### WHAT YOU NEED TO DO:
Print every entry exactly once more, omitting each picture.

### TASK DATA:
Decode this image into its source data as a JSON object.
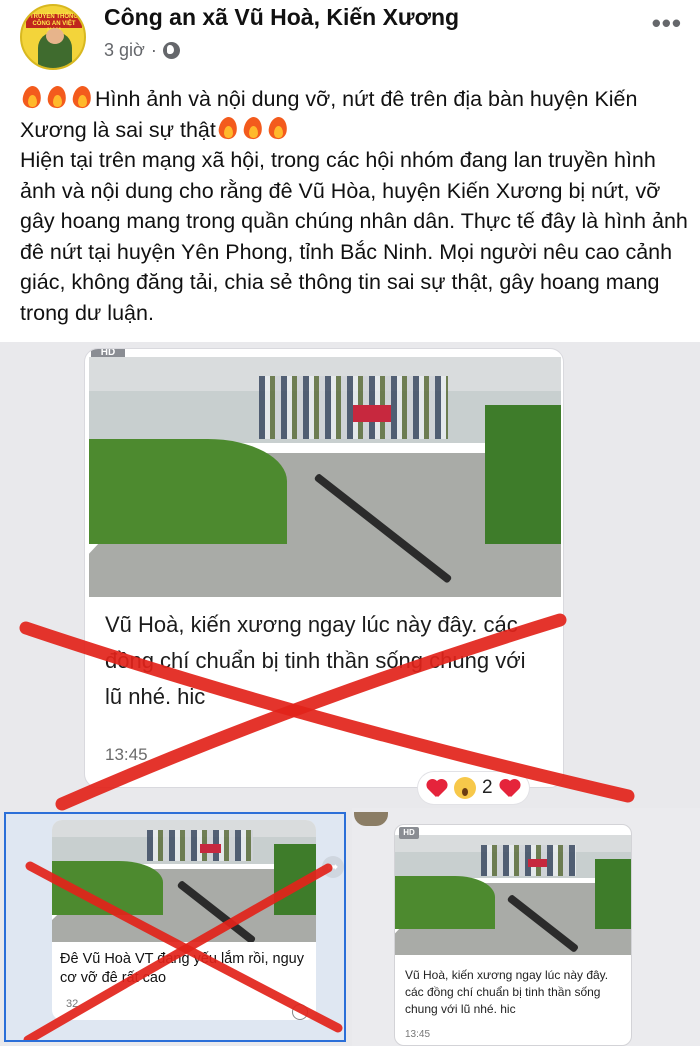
{
  "post": {
    "author": "Công an xã Vũ Hoà, Kiến Xương",
    "time": "3 giờ",
    "separator": "·",
    "more": "•••",
    "headline": "Hình ảnh và nội dung vỡ, nứt đê trên địa bàn huyện Kiến Xương là sai sự thật",
    "body": "Hiện tại trên mạng xã hội, trong các hội nhóm đang lan truyền hình ảnh và nội dung cho rằng đê Vũ Hòa, huyện Kiến Xương bị nứt, vỡ gây hoang mang trong quần chúng nhân dân. Thực tế đây là hình ảnh đê nứt tại huyện Yên Phong, tỉnh Bắc Ninh. Mọi người nêu cao cảnh giác, không đăng tải, chia sẻ thông tin sai sự thật, gây hoang mang trong dư luận."
  },
  "avatar_banner": "TRUYỀN THỐNG CÔNG AN VIỆT NAM",
  "main_message": {
    "hd": "HD",
    "text": "Vũ Hoà, kiến xương ngay lúc này đây. các đồng chí chuẩn bị tinh thần sống chung với lũ nhé. hic",
    "time": "13:45",
    "reaction_count": "2"
  },
  "left_message": {
    "text": "Đê Vũ Hoà VT đang yếu lắm rồi, nguy cơ vỡ đê rất cao",
    "time": "32"
  },
  "right_message": {
    "hd": "HD",
    "text": "Vũ Hoà, kiến xương ngay lúc này đây. các đồng chí chuẩn bị tinh thần sống chung với lũ nhé. hic",
    "time": "13:45"
  },
  "colors": {
    "cross": "#e2231a",
    "fire": "#f35b1d",
    "selection_border": "#2b6fd8"
  },
  "icons": [
    "fire-icon",
    "globe-icon",
    "more-icon",
    "heart-icon",
    "wow-icon",
    "share-icon",
    "cross-mark"
  ]
}
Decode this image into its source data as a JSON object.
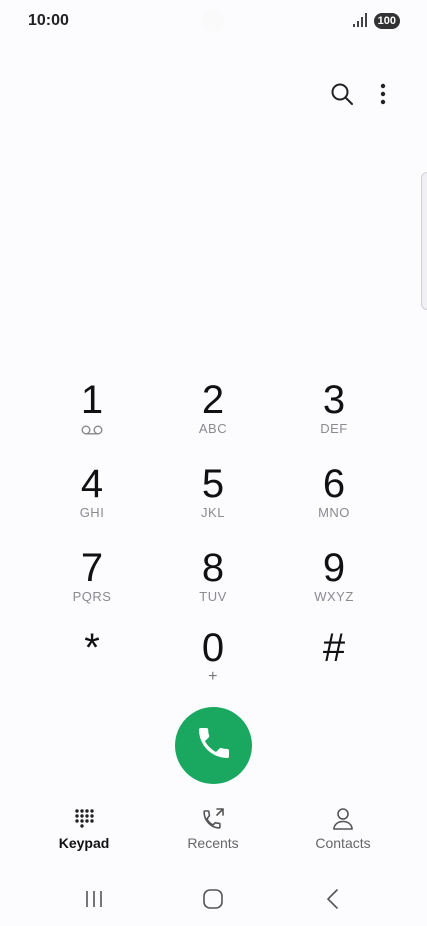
{
  "status_bar": {
    "time": "10:00",
    "battery": "100",
    "signal_icon": "signal-bars-icon"
  },
  "top_actions": {
    "search_icon": "search-icon",
    "more_icon": "more-vertical-icon"
  },
  "keypad": {
    "keys": [
      {
        "digit": "1",
        "letters": ""
      },
      {
        "digit": "2",
        "letters": "ABC"
      },
      {
        "digit": "3",
        "letters": "DEF"
      },
      {
        "digit": "4",
        "letters": "GHI"
      },
      {
        "digit": "5",
        "letters": "JKL"
      },
      {
        "digit": "6",
        "letters": "MNO"
      },
      {
        "digit": "7",
        "letters": "PQRS"
      },
      {
        "digit": "8",
        "letters": "TUV"
      },
      {
        "digit": "9",
        "letters": "WXYZ"
      },
      {
        "digit": "*",
        "letters": ""
      },
      {
        "digit": "0",
        "letters": "+"
      },
      {
        "digit": "#",
        "letters": ""
      }
    ]
  },
  "call_button": {
    "icon": "phone-icon",
    "color": "#1aa860"
  },
  "tabs": [
    {
      "label": "Keypad",
      "icon": "keypad-icon",
      "active": true
    },
    {
      "label": "Recents",
      "icon": "recents-call-icon",
      "active": false
    },
    {
      "label": "Contacts",
      "icon": "contact-person-icon",
      "active": false
    }
  ],
  "nav_bar": {
    "recent_apps_icon": "recent-apps-icon",
    "home_icon": "home-icon",
    "back_icon": "back-icon"
  }
}
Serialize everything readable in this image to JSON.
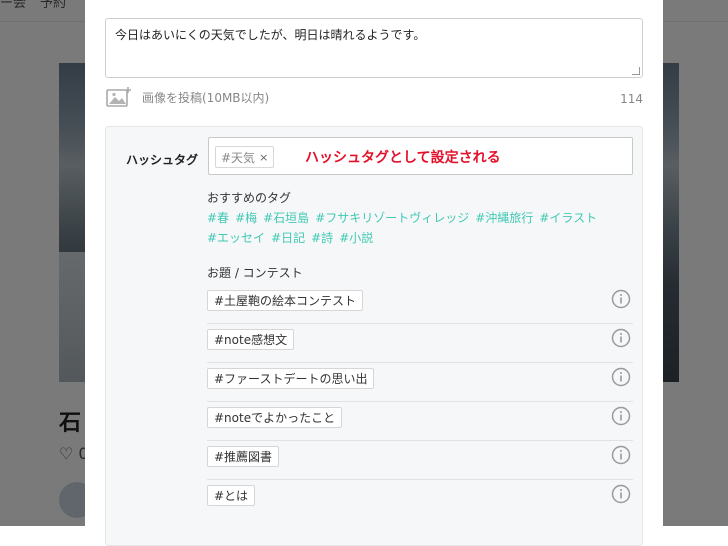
{
  "background": {
    "topbar_fragments": [
      "ー会",
      "予約"
    ],
    "title_fragment": "石",
    "like_fragment": "♡ 0"
  },
  "composer": {
    "body_text": "今日はあいにくの天気でしたが、明日は晴れるようです。",
    "image_upload_label": "画像を投稿(10MB以内)",
    "char_count": "114"
  },
  "hashtags": {
    "label": "ハッシュタグ",
    "chips": [
      {
        "text": "#天気",
        "remove": "×"
      }
    ],
    "annotation": "ハッシュタグとして設定される",
    "recommended_title": "おすすめのタグ",
    "recommended": [
      "#春",
      "#梅",
      "#石垣島",
      "#フサキリゾートヴィレッジ",
      "#沖縄旅行",
      "#イラスト",
      "#エッセイ",
      "#日記",
      "#詩",
      "#小説"
    ],
    "contest_title": "お題 / コンテスト",
    "contests": [
      "#土屋鞄の絵本コンテスト",
      "#note感想文",
      "#ファーストデートの思い出",
      "#noteでよかったこと",
      "#推薦図書",
      "#とは"
    ]
  },
  "colors": {
    "accent_teal": "#41c9b4",
    "annotation_red": "#e4102a"
  },
  "icons": {
    "image_upload": "image-add-icon",
    "remove_chip": "close-icon",
    "contest_info": "info-icon"
  }
}
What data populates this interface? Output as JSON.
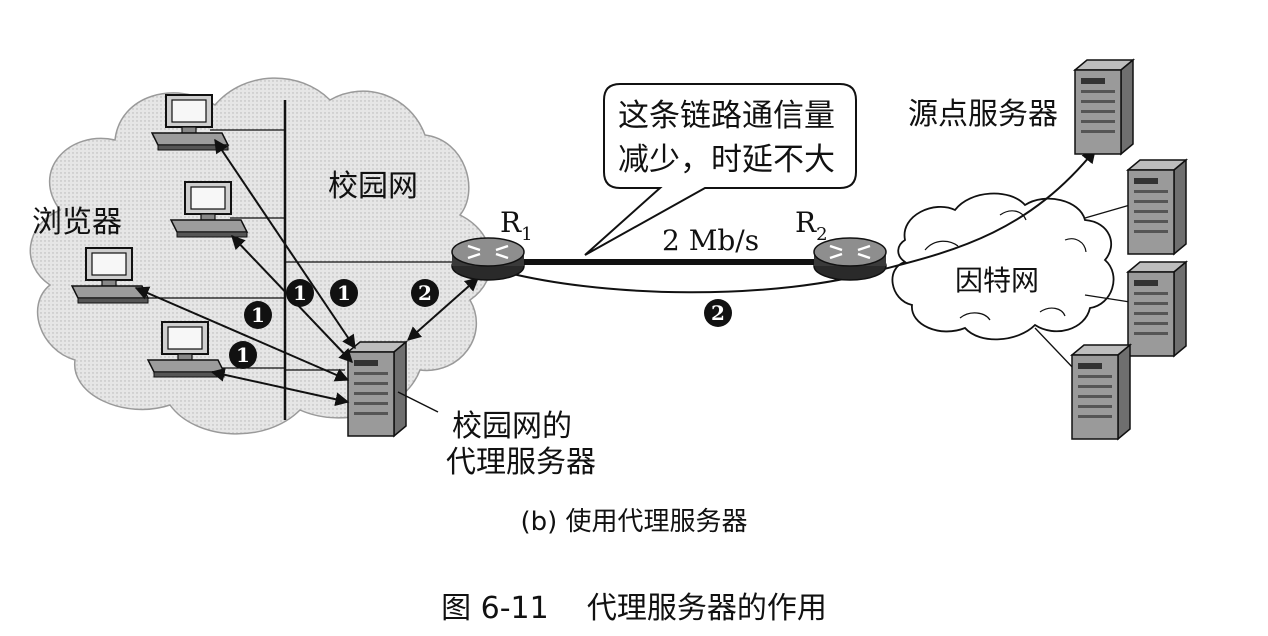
{
  "labels": {
    "browser": "浏览器",
    "campus_net": "校园网",
    "proxy_line1": "校园网的",
    "proxy_line2": "代理服务器",
    "router1": "R",
    "router1_sub": "1",
    "router2": "R",
    "router2_sub": "2",
    "link_speed": "2 Mb/s",
    "internet": "因特网",
    "origin_server": "源点服务器",
    "callout_line1": "这条链路通信量",
    "callout_line2": "减少，时延不大",
    "subcaption": "(b) 使用代理服务器",
    "figure_caption": "图 6-11    代理服务器的作用"
  },
  "markers": {
    "one": "1",
    "two": "2"
  },
  "colors": {
    "ink": "#111111",
    "cloud_fill": "#d9d9d9",
    "background": "#ffffff"
  }
}
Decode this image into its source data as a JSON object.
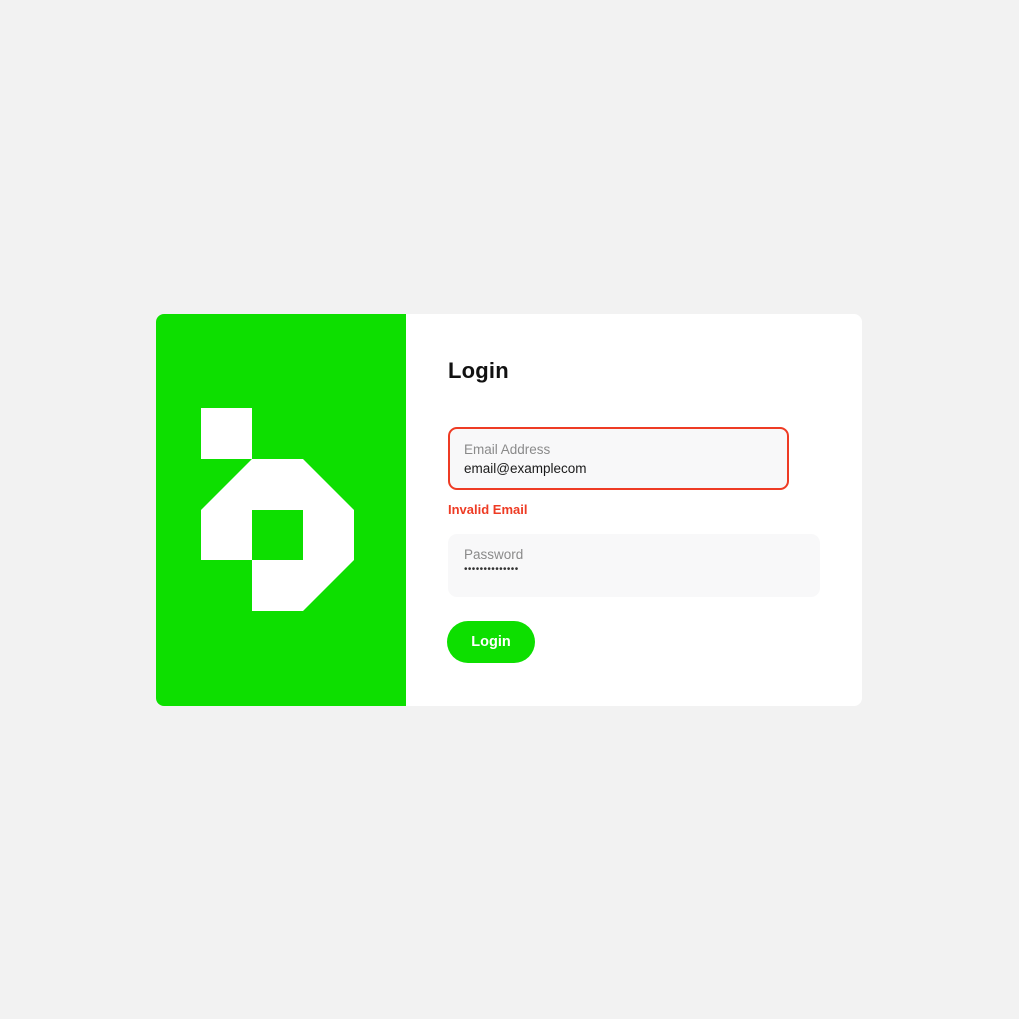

### RESPONSE TO THE TASK:
Decode this image into its source data as a JSON object.
{
  "post": {
    "author": "Công an xã Vũ Hoà, Kiến Xương",
    "time": "3 giờ",
    "separator": "·",
    "more": "•••",
    "headline": "Hình ảnh và nội dung vỡ, nứt đê trên địa bàn huyện Kiến Xương là sai sự thật",
    "body": "Hiện tại trên mạng xã hội, trong các hội nhóm đang lan truyền hình ảnh và nội dung cho rằng đê Vũ Hòa, huyện Kiến Xương bị nứt, vỡ gây hoang mang trong quần chúng nhân dân. Thực tế đây là hình ảnh đê nứt tại huyện Yên Phong, tỉnh Bắc Ninh. Mọi người nêu cao cảnh giác, không đăng tải, chia sẻ thông tin sai sự thật, gây hoang mang trong dư luận."
  },
  "avatar_banner": "TRUYỀN THỐNG CÔNG AN VIỆT NAM",
  "main_message": {
    "hd": "HD",
    "text": "Vũ Hoà, kiến xương ngay lúc này đây. các đồng chí chuẩn bị tinh thần sống chung với lũ nhé. hic",
    "time": "13:45",
    "reaction_count": "2"
  },
  "left_message": {
    "text": "Đê Vũ Hoà VT đang yếu lắm rồi, nguy cơ vỡ đê rất cao",
    "time": "32"
  },
  "right_message": {
    "hd": "HD",
    "text": "Vũ Hoà, kiến xương ngay lúc này đây. các đồng chí chuẩn bị tinh thần sống chung với lũ nhé. hic",
    "time": "13:45"
  },
  "colors": {
    "cross": "#e2231a",
    "fire": "#f35b1d",
    "selection_border": "#2b6fd8"
  },
  "icons": [
    "fire-icon",
    "globe-icon",
    "more-icon",
    "heart-icon",
    "wow-icon",
    "share-icon",
    "cross-mark"
  ]
}
Decode this image into its source data as a JSON object.
{
  "status_bar": {
    "time": "10:00",
    "battery": "100",
    "signal_icon": "signal-bars-icon"
  },
  "top_actions": {
    "search_icon": "search-icon",
    "more_icon": "more-vertical-icon"
  },
  "keypad": {
    "keys": [
      {
        "digit": "1",
        "letters": ""
      },
      {
        "digit": "2",
        "letters": "ABC"
      },
      {
        "digit": "3",
        "letters": "DEF"
      },
      {
        "digit": "4",
        "letters": "GHI"
      },
      {
        "digit": "5",
        "letters": "JKL"
      },
      {
        "digit": "6",
        "letters": "MNO"
      },
      {
        "digit": "7",
        "letters": "PQRS"
      },
      {
        "digit": "8",
        "letters": "TUV"
      },
      {
        "digit": "9",
        "letters": "WXYZ"
      },
      {
        "digit": "*",
        "letters": ""
      },
      {
        "digit": "0",
        "letters": "+"
      },
      {
        "digit": "#",
        "letters": ""
      }
    ]
  },
  "call_button": {
    "icon": "phone-icon",
    "color": "#1aa860"
  },
  "tabs": [
    {
      "label": "Keypad",
      "icon": "keypad-icon",
      "active": true
    },
    {
      "label": "Recents",
      "icon": "recents-call-icon",
      "active": false
    },
    {
      "label": "Contacts",
      "icon": "contact-person-icon",
      "active": false
    }
  ],
  "nav_bar": {
    "recent_apps_icon": "recent-apps-icon",
    "home_icon": "home-icon",
    "back_icon": "back-icon"
  }
}
Serialize everything readable in this image to JSON.
{
  "background": {
    "topbar_fragments": [
      "ー会",
      "予約"
    ],
    "title_fragment": "石",
    "like_fragment": "♡ 0"
  },
  "composer": {
    "body_text": "今日はあいにくの天気でしたが、明日は晴れるようです。",
    "image_upload_label": "画像を投稿(10MB以内)",
    "char_count": "114"
  },
  "hashtags": {
    "label": "ハッシュタグ",
    "chips": [
      {
        "text": "#天気",
        "remove": "×"
      }
    ],
    "annotation": "ハッシュタグとして設定される",
    "recommended_title": "おすすめのタグ",
    "recommended": [
      "#春",
      "#梅",
      "#石垣島",
      "#フサキリゾートヴィレッジ",
      "#沖縄旅行",
      "#イラスト",
      "#エッセイ",
      "#日記",
      "#詩",
      "#小説"
    ],
    "contest_title": "お題 / コンテスト",
    "contests": [
      "#土屋鞄の絵本コンテスト",
      "#note感想文",
      "#ファーストデートの思い出",
      "#noteでよかったこと",
      "#推薦図書",
      "#とは"
    ]
  },
  "colors": {
    "accent_teal": "#41c9b4",
    "annotation_red": "#e4102a"
  },
  "icons": {
    "image_upload": "image-add-icon",
    "remove_chip": "close-icon",
    "contest_info": "info-icon"
  }
}
What data populates this interface? Output as JSON.
{
  "labels": {
    "browser": "浏览器",
    "campus_net": "校园网",
    "proxy_line1": "校园网的",
    "proxy_line2": "代理服务器",
    "router1": "R",
    "router1_sub": "1",
    "router2": "R",
    "router2_sub": "2",
    "link_speed": "2 Mb/s",
    "internet": "因特网",
    "origin_server": "源点服务器",
    "callout_line1": "这条链路通信量",
    "callout_line2": "减少，时延不大",
    "subcaption": "(b) 使用代理服务器",
    "figure_caption": "图 6-11    代理服务器的作用"
  },
  "markers": {
    "one": "1",
    "two": "2"
  },
  "colors": {
    "ink": "#111111",
    "cloud_fill": "#d9d9d9",
    "background": "#ffffff"
  }
}
Decode this image into its source data as a JSON object.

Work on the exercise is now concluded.